Contact lenses for red-green weakness

Four million people suffer from a colour deficiency, such as being able to recognise lights at traffic lights, distinguish flowers or tell football teams apart by their shirt colours.

Five per cent of Germans suffer from congenital dyslexia and its symptoms: letters dance across a sheet of paper, words sink into the background, lines of text flicker so quickly that you can barely read them.

The secret of the adapted contact lenses is their colour filters, which are individually adapted to each patient's eye. The individual adaptation and the mode of action differ for people with colour vision defects and dyslexics. It is assumed that the colour filters stimulate the cones and rods in the eye of people with colour vision deficiency. This helps them to distinguish colours better and increase the number of perceived colours and shades from around 2,000 to around 6,000. For dyslexics, the filters are designed to help compensate for visual processing disorders.

ChromaGen contact lenses (as the special dimensionally stable contact lenses are called) work by the colour filters incorporated into the contact lens stimulating the cones and rods in the eye and compensating for missing colour pigments. In this way, the contact lenses help to distinguish colours better. ChromaGen contact lenses can achieve up to three times greater perception of colour tones in the eye.

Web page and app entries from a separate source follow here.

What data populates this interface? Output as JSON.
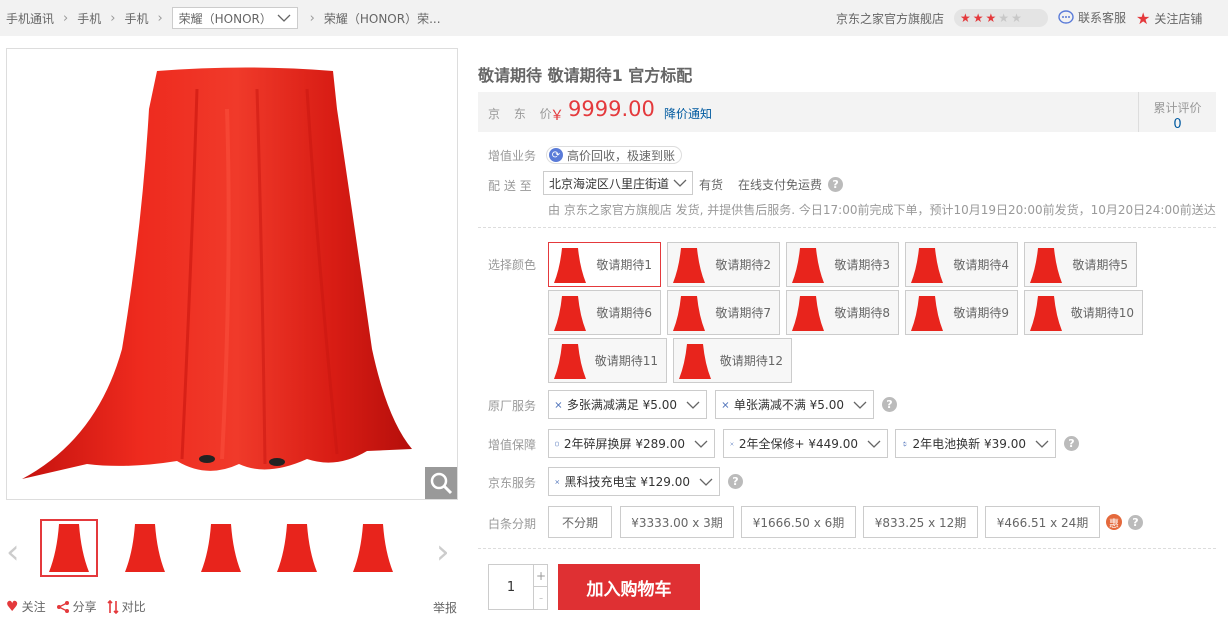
{
  "breadcrumb": {
    "items": [
      "手机通讯",
      "手机",
      "手机"
    ],
    "brand_select": "荣耀（HONOR）",
    "product": "荣耀（HONOR）荣...",
    "separator": "›"
  },
  "shop": {
    "name": "京东之家官方旗舰店",
    "rating": 3,
    "rating_max": 5,
    "service_label": "联系客服",
    "follow_label": "关注店铺"
  },
  "gallery": {
    "thumb_count": 5,
    "selected_thumb": 0,
    "links": {
      "follow": "关注",
      "share": "分享",
      "compare": "对比"
    },
    "report": "举报"
  },
  "product": {
    "title": "敬请期待 敬请期待1 官方标配",
    "price_label": "京 东 价",
    "currency": "￥",
    "price": "9999.00",
    "notify": "降价通知",
    "reviews_label": "累计评价",
    "reviews_count": "0"
  },
  "value_added": {
    "label": "增值业务",
    "pill_text": "高价回收，极速到账"
  },
  "delivery": {
    "label": "配 送 至",
    "address": "北京海淀区八里庄街道",
    "stock": "有货",
    "shipping": "在线支付免运费",
    "info": "由 京东之家官方旗舰店 发货, 并提供售后服务. 今日17:00前完成下单，预计10月19日20:00前发货，10月20日24:00前送达"
  },
  "colors": {
    "label": "选择颜色",
    "options": [
      "敬请期待1",
      "敬请期待2",
      "敬请期待3",
      "敬请期待4",
      "敬请期待5",
      "敬请期待6",
      "敬请期待7",
      "敬请期待8",
      "敬请期待9",
      "敬请期待10",
      "敬请期待11",
      "敬请期待12"
    ],
    "selected": 0
  },
  "factory_service": {
    "label": "原厂服务",
    "options": [
      "多张满减满足 ¥5.00",
      "单张满减不满 ¥5.00"
    ]
  },
  "warranty": {
    "label": "增值保障",
    "options": [
      "2年碎屏换屏 ¥289.00",
      "2年全保修+ ¥449.00",
      "2年电池换新 ¥39.00"
    ]
  },
  "jd_service": {
    "label": "京东服务",
    "options": [
      "黑科技充电宝 ¥129.00"
    ]
  },
  "installment": {
    "label": "白条分期",
    "options": [
      "不分期",
      "¥3333.00 x 3期",
      "¥1666.50 x 6期",
      "¥833.25 x 12期",
      "¥466.51 x 24期"
    ],
    "badge": "惠"
  },
  "purchase": {
    "quantity": "1",
    "plus": "+",
    "minus": "-",
    "cart_label": "加入购物车"
  },
  "colors_palette": {
    "accent": "#e4393c",
    "link": "#005aa0",
    "cloth": "#e8241c"
  }
}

A thorough examination of the eyes is necessary in order to determine

Would you like a non-binding consultation appointment?

Make an appointment